Skip navigation
Help

Measuring instruments

warning: Creating default object from empty value in /var/www/vhosts/sayforward.com/subdomains/recorder/httpdocs/modules/taxonomy/taxonomy.pages.inc on line 33.



Whenever I start my Toyota Prius, I note one number above all else. It's not the time, not the odometer, not even the gas left in the tank. My eyes go straight to the car's average miles per gallon since last fill-up. If I don't exit our vehicle with that number higher than what my wife left it, I have failed. Driving has become a game—and by playing it, I save money and conserve energy.

If only my competitive streak led to greater efficiencies in my far more significant uses of energy: the electricity and gas that light and heat our home. Instead, we live in the dark (figuratively speaking, of course). Our appliances offer no hint of how much electricity they use; my furnace and its associated ductwork operate at some unknown level of efficiency. Monthly bills provide no breakdown of where and when the energy went.

Read the rest of this article...

Read the comments on this post

0
Your rating: None

Harperdog writes "Gabrielle Hecht has an interesting piece on the subcontracted workers of the nuclear energy industry, in Japan and elsewhere. These workers face far more exposure to radiation than salaried workers; in Japan, 90% of the nuclear workforce is contracted. This is an eye-opening look at a practice that 'carries exceptional risks and implications. And until these are recognized and documented, complex social and physiological realities will continue to be hidden.' A good read, but I would like to know how the Fukushima 50 are doing."



Read more of this story at Slashdot.

0
Your rating: None


Sensor Fusion on Android Devices: A Revolution in Motion Processing

Google Tech Talk August 2, 2010 ABSTRACT Presented by David Sachs. Gyroscopes, accelerometers, and compasses are increasingly prevalent in mainstream consumer electronics. Applications of these sensors include user interface, augmented reality, gaming, image stabilization, and navigation. This talk will demonstrate how all three sensor types work separately and in conjunction on a modified Android handset running a modified sensor API, then explain how algorithms are used to enable a multitude of applications. Application developers who wish to make sense of rotational motion must master Euler angles, rotation matrices, and quaternions. Under the hood, sensor fusion algorithms must be used in order to create responsive, accurate, and low noise descriptions of motion. Reducing sensing errors involves compensating for temperature changes, magnetic disturbances, and sharp accelerations. Some of these algorithms must run at a very high rate and with very precise timing, which makes them difficult to implement within low-power real-time operating systems. Within Android specifically, this involves modifying the sensor manager, introducing new APIs, and partitioning motion processing tasks. David Sachs began developing motion processing systems as a graduate student at the MIT Media Lab. His research there led him to InvenSense, where he continues this work with MEMS inertial sensors used in products such as the Nintendo Wii Motion Plus. David's designs incorporate gyroscopes <b>...</b>
From:
GoogleTechTalks
Views:
3367

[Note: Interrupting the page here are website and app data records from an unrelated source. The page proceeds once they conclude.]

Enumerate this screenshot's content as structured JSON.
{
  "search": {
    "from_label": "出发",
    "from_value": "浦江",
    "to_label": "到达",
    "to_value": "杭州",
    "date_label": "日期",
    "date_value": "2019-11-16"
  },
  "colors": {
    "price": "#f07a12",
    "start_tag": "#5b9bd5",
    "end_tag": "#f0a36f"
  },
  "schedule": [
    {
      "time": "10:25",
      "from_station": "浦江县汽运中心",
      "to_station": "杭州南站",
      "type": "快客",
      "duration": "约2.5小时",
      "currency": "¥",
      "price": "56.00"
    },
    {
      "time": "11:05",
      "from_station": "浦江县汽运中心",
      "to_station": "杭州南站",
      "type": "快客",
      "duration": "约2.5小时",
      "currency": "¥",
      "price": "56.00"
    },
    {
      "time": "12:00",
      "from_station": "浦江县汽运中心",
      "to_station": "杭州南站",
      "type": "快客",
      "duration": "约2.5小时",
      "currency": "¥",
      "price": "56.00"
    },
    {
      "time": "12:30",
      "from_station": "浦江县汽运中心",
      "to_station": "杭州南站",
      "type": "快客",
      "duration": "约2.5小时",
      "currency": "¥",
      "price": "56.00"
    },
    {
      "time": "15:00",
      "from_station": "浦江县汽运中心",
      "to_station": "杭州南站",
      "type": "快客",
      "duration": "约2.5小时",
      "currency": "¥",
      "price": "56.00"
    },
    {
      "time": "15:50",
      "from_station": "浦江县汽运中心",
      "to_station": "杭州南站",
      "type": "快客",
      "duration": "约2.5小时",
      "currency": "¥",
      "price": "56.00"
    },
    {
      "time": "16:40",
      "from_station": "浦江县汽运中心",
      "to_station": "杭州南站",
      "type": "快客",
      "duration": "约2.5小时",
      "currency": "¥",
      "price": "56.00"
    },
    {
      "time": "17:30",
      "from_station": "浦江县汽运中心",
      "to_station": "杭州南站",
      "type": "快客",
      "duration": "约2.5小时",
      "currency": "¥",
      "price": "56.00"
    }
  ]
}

42
ratings
Time:
46:27
More in
Science & Technology

0
Your rating: None